Before COVID-19, we were supporting children and their families in Rwanda with inclusive services. We work to increase access to education for children with disabilities, and support families of children with disabilities in caring for their children. Since the beginning of the pandemic, our team has been working tirelessly alongside the most vulnerable families and children, who have been disproportionately affected by the lockdown. We kept in touch with families by telephone, to provide advice and support, but this is no substitute to the support parents and children could get in person pre-pandemic.
Children with disabilities are falling behind their peers
Before lockdown, my two children with disabilities were very happy to attend school every day. It is now ten months since my children stopped going due to the restrictions in place. This has affected them because we leave them at home alone without anyone to support and they have ended up forgetting even the little things they had learned before the pandemic. Not only forgetting lessons, but even their levels of impairments were worsened because of lack of inclusive services they used to receive at school”.One mother told us
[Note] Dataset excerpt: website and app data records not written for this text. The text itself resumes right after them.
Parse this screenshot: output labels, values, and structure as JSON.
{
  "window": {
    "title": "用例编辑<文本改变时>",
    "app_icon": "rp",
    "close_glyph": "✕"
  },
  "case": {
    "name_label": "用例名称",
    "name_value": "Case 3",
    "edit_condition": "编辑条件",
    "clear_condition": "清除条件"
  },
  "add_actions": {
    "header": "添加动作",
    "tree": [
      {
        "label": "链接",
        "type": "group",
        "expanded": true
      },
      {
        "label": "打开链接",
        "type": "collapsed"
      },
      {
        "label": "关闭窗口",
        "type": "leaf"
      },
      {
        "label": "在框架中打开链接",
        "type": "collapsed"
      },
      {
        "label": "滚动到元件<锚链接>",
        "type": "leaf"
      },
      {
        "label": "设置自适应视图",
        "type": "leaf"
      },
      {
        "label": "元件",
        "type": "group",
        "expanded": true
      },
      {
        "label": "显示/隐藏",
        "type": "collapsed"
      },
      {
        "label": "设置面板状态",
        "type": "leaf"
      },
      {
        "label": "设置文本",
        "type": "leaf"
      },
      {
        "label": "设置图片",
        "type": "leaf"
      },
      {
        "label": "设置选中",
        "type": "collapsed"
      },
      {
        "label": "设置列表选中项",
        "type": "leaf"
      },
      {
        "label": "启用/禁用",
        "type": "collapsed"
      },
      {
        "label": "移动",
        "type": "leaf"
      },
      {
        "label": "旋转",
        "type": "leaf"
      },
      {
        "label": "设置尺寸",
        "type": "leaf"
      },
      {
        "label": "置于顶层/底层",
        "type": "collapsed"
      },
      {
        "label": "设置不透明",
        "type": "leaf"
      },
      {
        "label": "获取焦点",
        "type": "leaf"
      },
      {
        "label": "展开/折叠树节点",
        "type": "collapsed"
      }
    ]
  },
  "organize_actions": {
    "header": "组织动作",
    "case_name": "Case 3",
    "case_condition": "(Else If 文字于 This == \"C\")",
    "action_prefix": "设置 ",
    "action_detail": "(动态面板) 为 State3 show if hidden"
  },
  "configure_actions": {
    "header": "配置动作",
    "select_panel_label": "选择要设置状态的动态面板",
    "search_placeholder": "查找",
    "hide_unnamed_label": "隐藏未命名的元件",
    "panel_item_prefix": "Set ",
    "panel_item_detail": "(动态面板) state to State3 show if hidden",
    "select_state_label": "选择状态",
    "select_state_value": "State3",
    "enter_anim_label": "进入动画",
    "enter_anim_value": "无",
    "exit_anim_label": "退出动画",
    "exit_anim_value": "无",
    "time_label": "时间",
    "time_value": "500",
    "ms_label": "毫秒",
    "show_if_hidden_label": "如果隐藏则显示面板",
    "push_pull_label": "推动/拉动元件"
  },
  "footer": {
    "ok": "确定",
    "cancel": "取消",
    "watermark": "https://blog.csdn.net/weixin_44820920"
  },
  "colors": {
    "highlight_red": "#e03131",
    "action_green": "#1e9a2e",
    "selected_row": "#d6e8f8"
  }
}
When schools reopened, we were able to go back to supporting children with disabilities and providing psychosocial support to parents. But when I spoke to local service providers, it became clear that young children with disabilities are in an even worse position than before the pandemic.
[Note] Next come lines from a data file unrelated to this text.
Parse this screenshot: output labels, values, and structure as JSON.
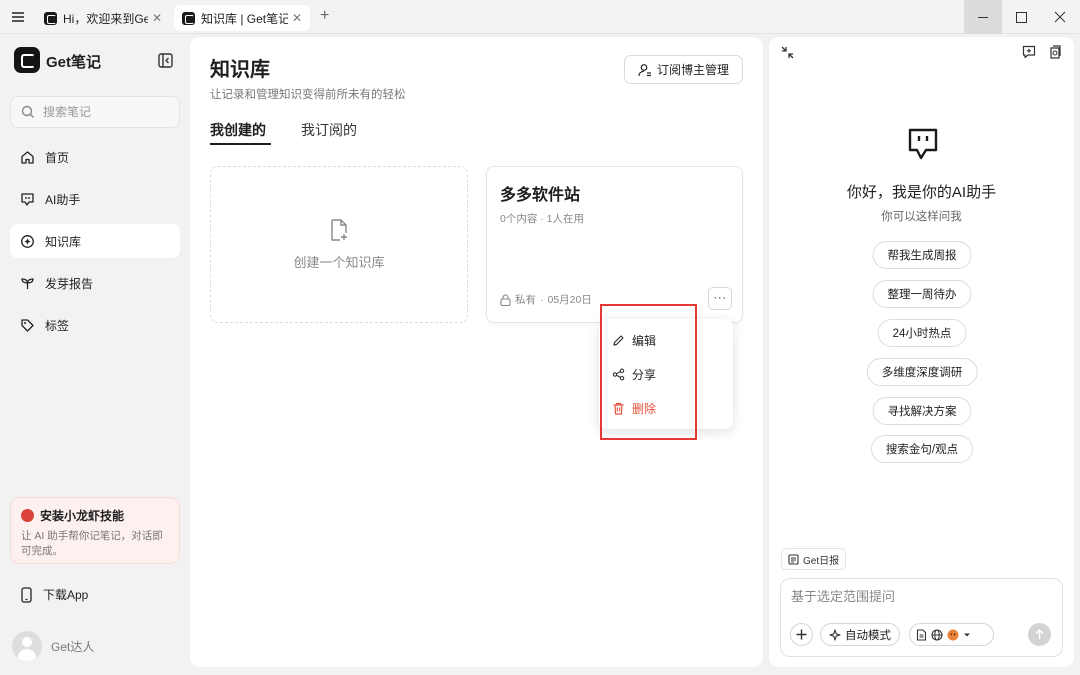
{
  "window": {
    "tabs": [
      {
        "label": "Hi，欢迎来到Get笔记",
        "active": false
      },
      {
        "label": "知识库 | Get笔记",
        "active": true
      }
    ],
    "new_tab": "+"
  },
  "sidebar": {
    "brand": "Get笔记",
    "search_placeholder": "搜索笔记",
    "items": [
      {
        "label": "首页",
        "icon": "home-icon"
      },
      {
        "label": "AI助手",
        "icon": "ai-chat-icon"
      },
      {
        "label": "知识库",
        "icon": "knowledge-base-icon",
        "active": true
      },
      {
        "label": "发芽报告",
        "icon": "sprout-icon"
      },
      {
        "label": "标签",
        "icon": "tag-icon"
      }
    ],
    "promo": {
      "title": "安装小龙虾技能",
      "desc": "让 AI 助手帮你记笔记，对话即可完成。"
    },
    "download": "下载App",
    "user": "Get达人"
  },
  "main": {
    "title": "知识库",
    "subtitle": "让记录和管理知识变得前所未有的轻松",
    "subscribe_button": "订阅博主管理",
    "tabs": [
      "我创建的",
      "我订阅的"
    ],
    "active_tab": 0,
    "create_card_label": "创建一个知识库",
    "kb_card": {
      "title": "多多软件站",
      "meta": "0个内容 · 1人在用",
      "privacy": "私有",
      "date": "05月20日",
      "more": "···"
    },
    "context_menu": [
      {
        "label": "编辑",
        "icon": "edit-icon"
      },
      {
        "label": "分享",
        "icon": "share-icon"
      },
      {
        "label": "删除",
        "icon": "trash-icon",
        "color": "#e5533d"
      }
    ]
  },
  "ai_panel": {
    "greeting": "你好，我是你的AI助手",
    "hint": "你可以这样问我",
    "suggestions": [
      "帮我生成周报",
      "整理一周待办",
      "24小时热点",
      "多维度深度调研",
      "寻找解决方案",
      "搜索金句/观点"
    ],
    "daily_chip": "Get日报",
    "input_placeholder": "基于选定范围提问",
    "mode_label": "自动模式"
  },
  "colors": {
    "accent_dark": "#141414",
    "danger": "#e5533d",
    "highlight_box": "#e53935",
    "promo_bg": "#fdf1f0"
  }
}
Families in rural communities have been hit hard by the financial impacts of the pandemic.
In lockdown, children with special needs or disabilities were unable to follow online teachings done in Rwanda because they didn’t have the technology to do so. Now, their progress is seriously lagging behind their peers. But to make it even worse, measures inside the classroom are continuing to disadvantage these children. For example, social distancing in and out of class affect their learning as they need a close connection with their colleagues and teachers. Learning through playing and sharing is no longer happening and most of them lost a sense of belonging and their feelings of self-worth. Children with hearing loss who need to lip read are struggling to follow what’s going on as because the facemasks teachers and caregivers have don’t allow for this.
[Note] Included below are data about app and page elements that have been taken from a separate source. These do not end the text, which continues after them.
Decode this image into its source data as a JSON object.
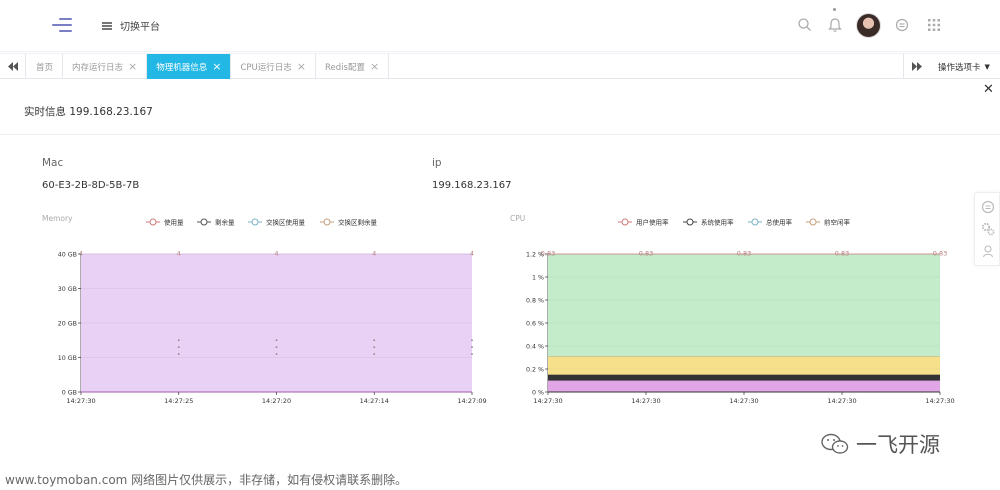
{
  "header": {
    "switch_label": "切换平台"
  },
  "tabs": [
    {
      "label": "首页",
      "closable": false,
      "active": false
    },
    {
      "label": "内存运行日志",
      "closable": true,
      "active": false
    },
    {
      "label": "物理机器信息",
      "closable": true,
      "active": true
    },
    {
      "label": "CPU运行日志",
      "closable": true,
      "active": false
    },
    {
      "label": "Redis配置",
      "closable": true,
      "active": false
    }
  ],
  "tab_ops_label": "操作选项卡",
  "accent": "#23b7e5",
  "realtime_title": "实时信息 199.168.23.167",
  "info": {
    "mac_label": "Mac",
    "mac_value": "60-E3-2B-8D-5B-7B",
    "ip_label": "ip",
    "ip_value": "199.168.23.167"
  },
  "chart_data": [
    {
      "type": "area",
      "title": "Memory",
      "legend": [
        "使用量",
        "剩余量",
        "交换区使用量",
        "交换区剩余量"
      ],
      "x": [
        "14:27:30",
        "14:27:25",
        "14:27:20",
        "14:27:14",
        "14:27:09"
      ],
      "y_ticks": [
        "0 GB",
        "10 GB",
        "20 GB",
        "30 GB",
        "40 GB"
      ],
      "ylim": [
        0,
        40
      ],
      "series": [
        {
          "name": "使用量",
          "values": [
            40,
            40,
            40,
            40,
            40
          ],
          "color": "#e8d1f4",
          "point_labels": [
            "4",
            "4",
            "4",
            "4",
            "4"
          ]
        },
        {
          "name": "剩余量",
          "values": [
            11,
            11,
            11,
            11,
            11
          ]
        },
        {
          "name": "交换区使用量",
          "values": [
            13,
            13,
            13,
            13,
            13
          ]
        },
        {
          "name": "交换区剩余量",
          "values": [
            15,
            15,
            15,
            15,
            15
          ]
        }
      ]
    },
    {
      "type": "area",
      "title": "CPU",
      "legend": [
        "用户使用率",
        "系统使用率",
        "总使用率",
        "前空闲率"
      ],
      "x": [
        "14:27:30",
        "14:27:30",
        "14:27:30",
        "14:27:30",
        "14:27:30"
      ],
      "y_ticks": [
        "0 %",
        "0.2 %",
        "0.4 %",
        "0.6 %",
        "0.8 %",
        "1 %",
        "1.2 %"
      ],
      "ylim": [
        0,
        1.2
      ],
      "series": [
        {
          "name": "前空闲率",
          "values": [
            1.2,
            1.2,
            1.2,
            1.2,
            1.2
          ],
          "color": "#c4ecca",
          "point_labels": [
            "0.83",
            "0.83",
            "0.83",
            "0.83",
            "0.83"
          ]
        },
        {
          "name": "总使用率",
          "values": [
            0.31,
            0.31,
            0.31,
            0.31,
            0.31
          ],
          "color": "#f6e08c"
        },
        {
          "name": "系统使用率",
          "values": [
            0.15,
            0.15,
            0.15,
            0.15,
            0.15
          ],
          "color": "#333333"
        },
        {
          "name": "用户使用率",
          "values": [
            0.1,
            0.1,
            0.1,
            0.1,
            0.1
          ],
          "color": "#e0a6e6"
        }
      ]
    }
  ],
  "watermark": {
    "left": "www.toymoban.com 网络图片仅供展示，非存储，如有侵权请联系删除。",
    "right": "一飞开源"
  }
}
Many teachers need refresher training to continue supporting children with disabilities. So far, they have been unable to access the support and materials needed to help them adapt learning materials and pick-up new ways of teaching and interacting with children.
Our children with disabilities have experienced increased violence, mental and emotional stress during the period of school closure at home. Some of them were exposed to physical, sexual and or emotional violence. They have lost a lot of the progress they made before the pandemic.”One schoolteacher explained
Parents of children with disabilities are experiencing higher rates of stress, depression and anxiety which go hand in hand with extreme poverty. We’ve seen a return of high levels of stigma towards children with disabilities and their families, which is affecting school attendance. Children are being locked inside while parents are away working for money to feed the family, and their children are considered a burden.
The pandemic has plunged already-struggling families into extreme poverty. Parents are struggling to find food and they are burdened by costs associated with trying to continue educating their children as school reopened. As a result of this family poverty, some primary school aged children with disabilities are simply not attending school. Instead, they are working on construction sites and in factories, mining, begging on streets, family fields, and selling things in markets.
We are pushing harder for inclusivity in schools
We are working with families, schools and communities to listen and respond to the new needs of children with disabilities. It’s vital that we maintain safe access to education and support services, while continuing to reduce social stigma. So we’re providing online special needs and inclusion training to teachers and caregivers to help them support students in schools.
Our field team are supporting parents in getting their children to school. And we’re continuing to run Parent Support Groups, which promote group savings to increase families’ income which they can use to respond to their children’s needs. We are encouraging children at home and at school for them to improve their self-esteem and self-acceptance, and working to minimise entry barriers into schools such as entry fees.
Your donations give hope to the most vulnerable children. £17 could help to reach out to children with disabilities who are missing out on vital education.
Inclusion Trainer – Rwanda